> _REQUIREMENT_
Retype each entry. Leave every word as it is.

Excerpts from an interface dataset

___

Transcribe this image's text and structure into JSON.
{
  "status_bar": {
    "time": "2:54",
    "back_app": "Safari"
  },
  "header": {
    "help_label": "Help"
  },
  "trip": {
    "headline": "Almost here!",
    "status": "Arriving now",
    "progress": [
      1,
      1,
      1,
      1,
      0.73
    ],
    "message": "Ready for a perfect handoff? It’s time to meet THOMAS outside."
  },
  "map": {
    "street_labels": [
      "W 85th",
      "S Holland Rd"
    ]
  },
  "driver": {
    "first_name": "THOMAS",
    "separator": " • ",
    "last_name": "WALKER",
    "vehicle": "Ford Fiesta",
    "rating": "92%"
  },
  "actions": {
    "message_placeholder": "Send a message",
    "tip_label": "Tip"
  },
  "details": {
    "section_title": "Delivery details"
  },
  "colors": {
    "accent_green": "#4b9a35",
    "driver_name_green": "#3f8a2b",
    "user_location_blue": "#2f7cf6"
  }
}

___

> _SOLUTION TO THE EXERCISE_
Transcribe this image's text and structure into JSON.
{
  "status_bar": {
    "time": "2:54",
    "back_app": "Safari"
  },
  "header": {
    "help_label": "Help"
  },
  "trip": {
    "headline": "Almost here!",
    "status": "Arriving now",
    "progress": [
      1,
      1,
      1,
      1,
      0.73
    ],
    "message": "Ready for a perfect handoff? It’s time to meet THOMAS outside."
  },
  "map": {
    "street_labels": [
      "W 85th",
      "S Holland Rd"
    ]
  },
  "driver": {
    "first_name": "THOMAS",
    "separator": " • ",
    "last_name": "WALKER",
    "vehicle": "Ford Fiesta",
    "rating": "92%"
  },
  "actions": {
    "message_placeholder": "Send a message",
    "tip_label": "Tip"
  },
  "details": {
    "section_title": "Delivery details"
  },
  "colors": {
    "accent_green": "#4b9a35",
    "driver_name_green": "#3f8a2b",
    "user_location_blue": "#2f7cf6"
  }
}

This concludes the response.